Task to complete: Copy the records below exactly as they stand. Leave out the pictures.

━━━━━ Data excerpts

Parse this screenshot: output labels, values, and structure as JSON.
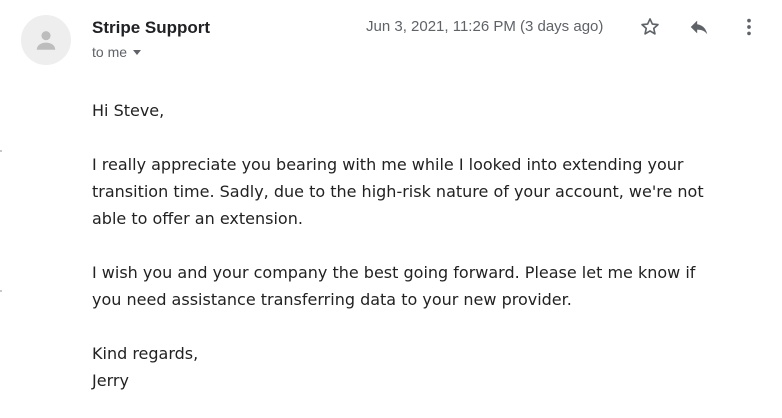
{
  "header": {
    "sender_name": "Stripe Support",
    "recipient_label": "to me",
    "date": "Jun 3, 2021, 11:26 PM (3 days ago)",
    "icons": {
      "avatar": "person-icon",
      "star": "star-icon",
      "reply": "reply-icon",
      "more": "more-vert-icon"
    }
  },
  "message": {
    "greeting": "Hi Steve,",
    "paragraph1_line1": "I really appreciate you bearing with me while I looked into extending your",
    "paragraph1_line2": "transition time. Sadly, due to the high-risk nature of your account, we're not",
    "paragraph1_line3": "able to offer an extension.",
    "paragraph2_line1": "I wish you and your company the best going forward. Please let me know if",
    "paragraph2_line2": "you need assistance transferring data to your new provider.",
    "closing": "Kind regards,",
    "signature": "Jerry"
  },
  "colors": {
    "text": "#222222",
    "secondary_text": "#5f6368",
    "avatar_bg": "#eeeeee",
    "avatar_fg": "#bdbdbd"
  }
}
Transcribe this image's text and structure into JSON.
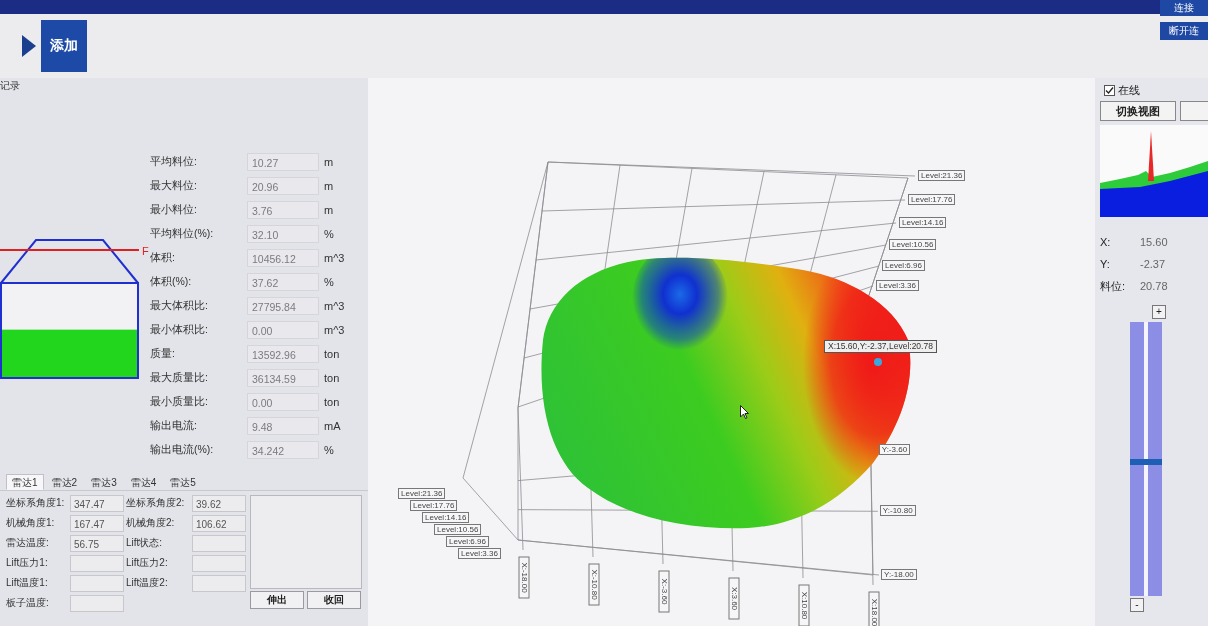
{
  "header": {
    "connect_button": "连接",
    "disconnect_button": "断开连",
    "add_tile": "添加"
  },
  "sidebar": {
    "record_label": "记录"
  },
  "silo": {
    "level": 0.32,
    "marker_label": "F"
  },
  "measurements": [
    {
      "label": "平均料位:",
      "value": "10.27",
      "unit": "m"
    },
    {
      "label": "最大料位:",
      "value": "20.96",
      "unit": "m"
    },
    {
      "label": "最小料位:",
      "value": "3.76",
      "unit": "m"
    },
    {
      "label": "平均料位(%):",
      "value": "32.10",
      "unit": "%"
    },
    {
      "label": "体积:",
      "value": "10456.12",
      "unit": "m^3"
    },
    {
      "label": "体积(%):",
      "value": "37.62",
      "unit": "%"
    },
    {
      "label": "最大体积比:",
      "value": "27795.84",
      "unit": "m^3"
    },
    {
      "label": "最小体积比:",
      "value": "0.00",
      "unit": "m^3"
    },
    {
      "label": "质量:",
      "value": "13592.96",
      "unit": "ton"
    },
    {
      "label": "最大质量比:",
      "value": "36134.59",
      "unit": "ton"
    },
    {
      "label": "最小质量比:",
      "value": "0.00",
      "unit": "ton"
    },
    {
      "label": "输出电流:",
      "value": "9.48",
      "unit": "mA"
    },
    {
      "label": "输出电流(%):",
      "value": "34.242",
      "unit": "%"
    }
  ],
  "radar": {
    "tabs": [
      {
        "label": "雷达1",
        "selected": true
      },
      {
        "label": "雷达2",
        "selected": false
      },
      {
        "label": "雷达3",
        "selected": false
      },
      {
        "label": "雷达4",
        "selected": false
      },
      {
        "label": "雷达5",
        "selected": false
      }
    ],
    "fields": [
      {
        "label": "坐标系角度1:",
        "value": "347.47"
      },
      {
        "label": "坐标系角度2:",
        "value": "39.62"
      },
      {
        "label": "机械角度1:",
        "value": "167.47"
      },
      {
        "label": "机械角度2:",
        "value": "106.62"
      },
      {
        "label": "雷达温度:",
        "value": "56.75"
      },
      {
        "label": "Lift状态:"
      },
      {
        "label": "Lift压力1:"
      },
      {
        "label": "Lift压力2:"
      },
      {
        "label": "Lift温度1:"
      },
      {
        "label": "Lift温度2:"
      },
      {
        "label": "板子温度:"
      }
    ],
    "buttons": [
      "伸出",
      "收回"
    ]
  },
  "chart": {
    "level_labels_right": [
      "Level:21.36",
      "Level:17.76",
      "Level:14.16",
      "Level:10.56",
      "Level:6.96",
      "Level:3.36"
    ],
    "level_labels_left": [
      "Level:21.36",
      "Level:17.76",
      "Level:14.16",
      "Level:10.56",
      "Level:6.96",
      "Level:3.36"
    ],
    "x_labels": [
      "X:-18.00",
      "X:-10.80",
      "X:-3.60",
      "X:3.60",
      "X:10.80",
      "X:18.00"
    ],
    "y_labels": [
      "Y:-3.60",
      "Y:-10.80",
      "Y:-18.00"
    ],
    "tooltip": "X:15.60,Y:-2.37,Level:20.78"
  },
  "right_panel": {
    "online": {
      "label": "在线",
      "checked": true
    },
    "switch_view_button": "切换视图",
    "readouts": [
      {
        "label": "X:",
        "value": "15.60"
      },
      {
        "label": "Y:",
        "value": "-2.37"
      },
      {
        "label": "料位:",
        "value": "20.78"
      }
    ],
    "slider": {
      "level": 0.49,
      "increase": "+",
      "decrease": "-"
    }
  }
}
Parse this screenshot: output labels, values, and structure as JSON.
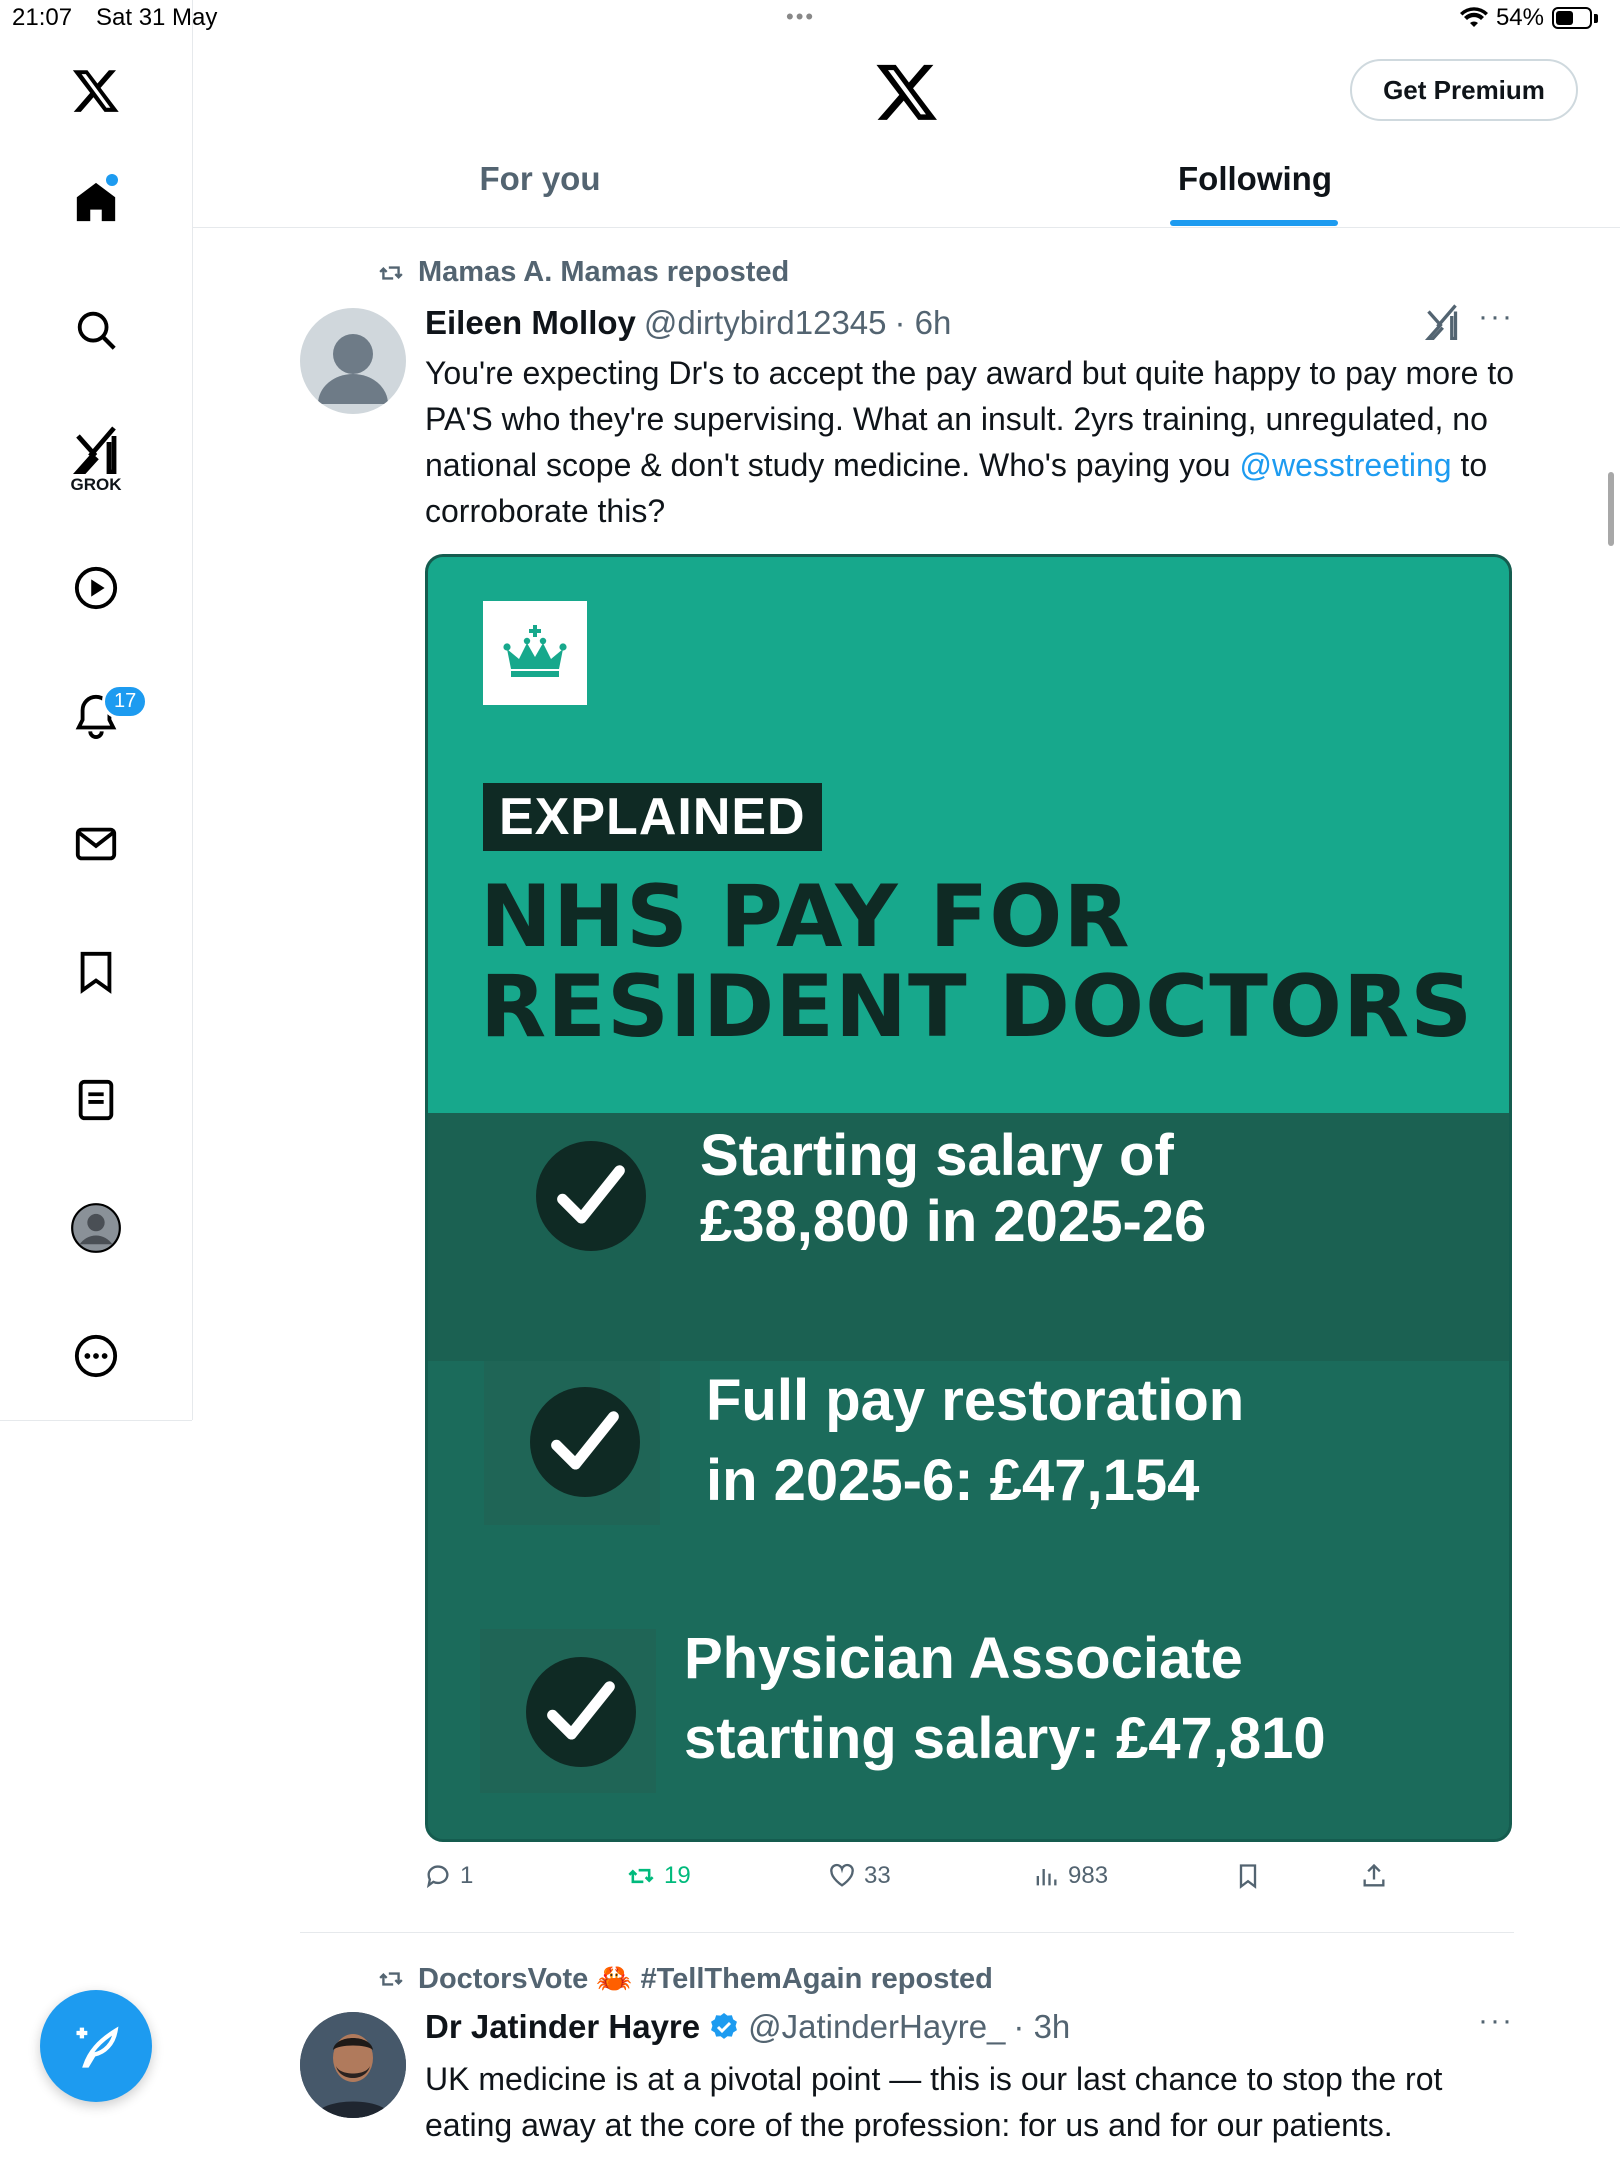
{
  "status_bar": {
    "time": "21:07",
    "date": "Sat 31 May",
    "battery": "54%",
    "battery_level": 0.54
  },
  "header": {
    "premium_label": "Get Premium",
    "tabs": [
      {
        "label": "For you"
      },
      {
        "label": "Following"
      }
    ],
    "active_tab": "Following"
  },
  "sidebar": {
    "grok_label": "GROK",
    "notifications_badge": "17",
    "items": [
      "x-logo",
      "home-icon",
      "search-icon",
      "grok-icon",
      "video-icon",
      "bell-icon",
      "mail-icon",
      "bookmark-icon",
      "lists-icon",
      "profile-icon",
      "more-icon"
    ]
  },
  "tweet1": {
    "repost_by": "Mamas A. Mamas reposted",
    "name": "Eileen Molloy",
    "handle": "@dirtybird12345",
    "time": "· 6h",
    "text_before": "You're expecting Dr's to accept the pay award but quite happy to pay more to PA'S who they're supervising. What an insult. 2yrs training, unregulated, no national scope & don't study medicine. Who's paying you ",
    "mention": "@wesstreeting",
    "text_after": " to corroborate this?",
    "image": {
      "tag": "EXPLAINED",
      "headline_1": "NHS PAY FOR",
      "headline_2": "RESIDENT DOCTORS",
      "items": [
        {
          "line1": "Starting salary of",
          "line2": "£38,800 in 2025-26"
        },
        {
          "line1": "Full pay restoration",
          "line2": "in 2025-6: £47,154"
        },
        {
          "line1": "Physician Associate",
          "line2": "starting salary: £47,810"
        }
      ]
    },
    "actions": {
      "replies": "1",
      "reposts": "19",
      "likes": "33",
      "views": "983"
    },
    "repost_color": "#00ba7c"
  },
  "tweet2": {
    "repost_by": "DoctorsVote 🦀 #TellThemAgain reposted",
    "name": "Dr Jatinder Hayre",
    "handle": "@JatinderHayre_",
    "time": "· 3h",
    "text": "UK medicine is at a pivotal point — this is our last chance to stop the rot eating away at the core of the profession: for us and for our patients."
  },
  "colors": {
    "accent": "#1d9bf0",
    "card_teal": "#17a88c",
    "card_dark": "#1b6b5b"
  }
}
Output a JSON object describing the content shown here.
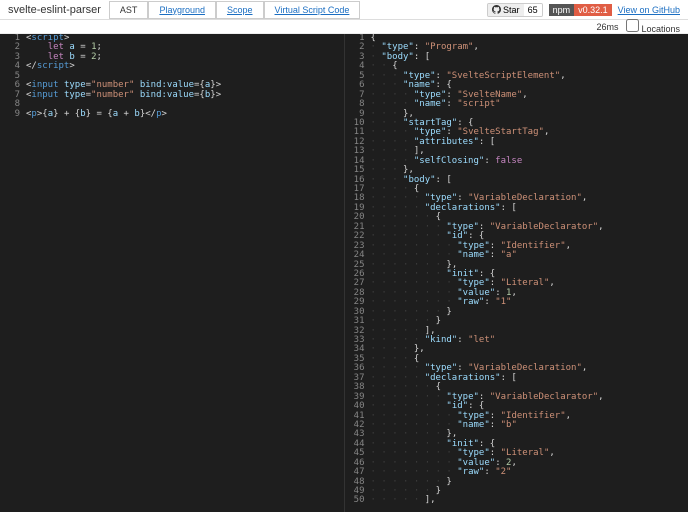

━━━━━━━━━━

Your response:
Parse this screenshot: output labels, values, and structure as JSON.
{
  "header": {
    "sender_name": "Stripe Support",
    "recipient_label": "to me",
    "date": "Jun 3, 2021, 11:26 PM (3 days ago)",
    "icons": {
      "avatar": "person-icon",
      "star": "star-icon",
      "reply": "reply-icon",
      "more": "more-vert-icon"
    }
  },
  "message": {
    "greeting": "Hi Steve,",
    "paragraph1_line1": "I really appreciate you bearing with me while I looked into extending your",
    "paragraph1_line2": "transition time. Sadly, due to the high-risk nature of your account, we're not",
    "paragraph1_line3": "able to offer an extension.",
    "paragraph2_line1": "I wish you and your company the best going forward. Please let me know if",
    "paragraph2_line2": "you need assistance transferring data to your new provider.",
    "closing": "Kind regards,",
    "signature": "Jerry"
  },
  "colors": {
    "text": "#222222",
    "secondary_text": "#5f6368",
    "avatar_bg": "#eeeeee",
    "avatar_fg": "#bdbdbd"
  }
}
Transcribe this image's text and structure into JSON.
{
  "header": {
    "connect_button": "连接",
    "disconnect_button": "断开连",
    "add_tile": "添加"
  },
  "sidebar": {
    "record_label": "记录"
  },
  "silo": {
    "level": 0.32,
    "marker_label": "F"
  },
  "measurements": [
    {
      "label": "平均料位:",
      "value": "10.27",
      "unit": "m"
    },
    {
      "label": "最大料位:",
      "value": "20.96",
      "unit": "m"
    },
    {
      "label": "最小料位:",
      "value": "3.76",
      "unit": "m"
    },
    {
      "label": "平均料位(%):",
      "value": "32.10",
      "unit": "%"
    },
    {
      "label": "体积:",
      "value": "10456.12",
      "unit": "m^3"
    },
    {
      "label": "体积(%):",
      "value": "37.62",
      "unit": "%"
    },
    {
      "label": "最大体积比:",
      "value": "27795.84",
      "unit": "m^3"
    },
    {
      "label": "最小体积比:",
      "value": "0.00",
      "unit": "m^3"
    },
    {
      "label": "质量:",
      "value": "13592.96",
      "unit": "ton"
    },
    {
      "label": "最大质量比:",
      "value": "36134.59",
      "unit": "ton"
    },
    {
      "label": "最小质量比:",
      "value": "0.00",
      "unit": "ton"
    },
    {
      "label": "输出电流:",
      "value": "9.48",
      "unit": "mA"
    },
    {
      "label": "输出电流(%):",
      "value": "34.242",
      "unit": "%"
    }
  ],
  "radar": {
    "tabs": [
      {
        "label": "雷达1",
        "selected": true
      },
      {
        "label": "雷达2",
        "selected": false
      },
      {
        "label": "雷达3",
        "selected": false
      },
      {
        "label": "雷达4",
        "selected": false
      },
      {
        "label": "雷达5",
        "selected": false
      }
    ],
    "fields": [
      {
        "label": "坐标系角度1:",
        "value": "347.47"
      },
      {
        "label": "坐标系角度2:",
        "value": "39.62"
      },
      {
        "label": "机械角度1:",
        "value": "167.47"
      },
      {
        "label": "机械角度2:",
        "value": "106.62"
      },
      {
        "label": "雷达温度:",
        "value": "56.75"
      },
      {
        "label": "Lift状态:"
      },
      {
        "label": "Lift压力1:"
      },
      {
        "label": "Lift压力2:"
      },
      {
        "label": "Lift温度1:"
      },
      {
        "label": "Lift温度2:"
      },
      {
        "label": "板子温度:"
      }
    ],
    "buttons": [
      "伸出",
      "收回"
    ]
  },
  "chart": {
    "level_labels_right": [
      "Level:21.36",
      "Level:17.76",
      "Level:14.16",
      "Level:10.56",
      "Level:6.96",
      "Level:3.36"
    ],
    "level_labels_left": [
      "Level:21.36",
      "Level:17.76",
      "Level:14.16",
      "Level:10.56",
      "Level:6.96",
      "Level:3.36"
    ],
    "x_labels": [
      "X:-18.00",
      "X:-10.80",
      "X:-3.60",
      "X:3.60",
      "X:10.80",
      "X:18.00"
    ],
    "y_labels": [
      "Y:-3.60",
      "Y:-10.80",
      "Y:-18.00"
    ],
    "tooltip": "X:15.60,Y:-2.37,Level:20.78"
  },
  "right_panel": {
    "online": {
      "label": "在线",
      "checked": true
    },
    "switch_view_button": "切换视图",
    "readouts": [
      {
        "label": "X:",
        "value": "15.60"
      },
      {
        "label": "Y:",
        "value": "-2.37"
      },
      {
        "label": "料位:",
        "value": "20.78"
      }
    ],
    "slider": {
      "level": 0.49,
      "increase": "+",
      "decrease": "-"
    }
  }
}
Parse this screenshot: output labels, values, and structure as JSON.
{
  "status_bar": {
    "time": "21:07",
    "date": "Sat 31 May",
    "battery": "54%",
    "battery_level": 0.54
  },
  "header": {
    "premium_label": "Get Premium",
    "tabs": [
      {
        "label": "For you"
      },
      {
        "label": "Following"
      }
    ],
    "active_tab": "Following"
  },
  "sidebar": {
    "grok_label": "GROK",
    "notifications_badge": "17",
    "items": [
      "x-logo",
      "home-icon",
      "search-icon",
      "grok-icon",
      "video-icon",
      "bell-icon",
      "mail-icon",
      "bookmark-icon",
      "lists-icon",
      "profile-icon",
      "more-icon"
    ]
  },
  "tweet1": {
    "repost_by": "Mamas A. Mamas reposted",
    "name": "Eileen Molloy",
    "handle": "@dirtybird12345",
    "time": "· 6h",
    "text_before": "You're expecting Dr's to accept the pay award but quite happy to pay more to PA'S who they're supervising. What an insult. 2yrs training, unregulated, no national scope & don't study medicine. Who's paying you ",
    "mention": "@wesstreeting",
    "text_after": " to corroborate this?",
    "image": {
      "tag": "EXPLAINED",
      "headline_1": "NHS PAY FOR",
      "headline_2": "RESIDENT DOCTORS",
      "items": [
        {
          "line1": "Starting salary of",
          "line2": "£38,800 in 2025-26"
        },
        {
          "line1": "Full pay restoration",
          "line2": "in 2025-6: £47,154"
        },
        {
          "line1": "Physician Associate",
          "line2": "starting salary: £47,810"
        }
      ]
    },
    "actions": {
      "replies": "1",
      "reposts": "19",
      "likes": "33",
      "views": "983"
    },
    "repost_color": "#00ba7c"
  },
  "tweet2": {
    "repost_by": "DoctorsVote 🦀 #TellThemAgain reposted",
    "name": "Dr Jatinder Hayre",
    "handle": "@JatinderHayre_",
    "time": "· 3h",
    "text": "UK medicine is at a pivotal point — this is our last chance to stop the rot eating away at the core of the profession: for us and for our patients."
  },
  "colors": {
    "accent": "#1d9bf0",
    "card_teal": "#17a88c",
    "card_dark": "#1b6b5b"
  }
}
Output a JSON object describing the content shown here.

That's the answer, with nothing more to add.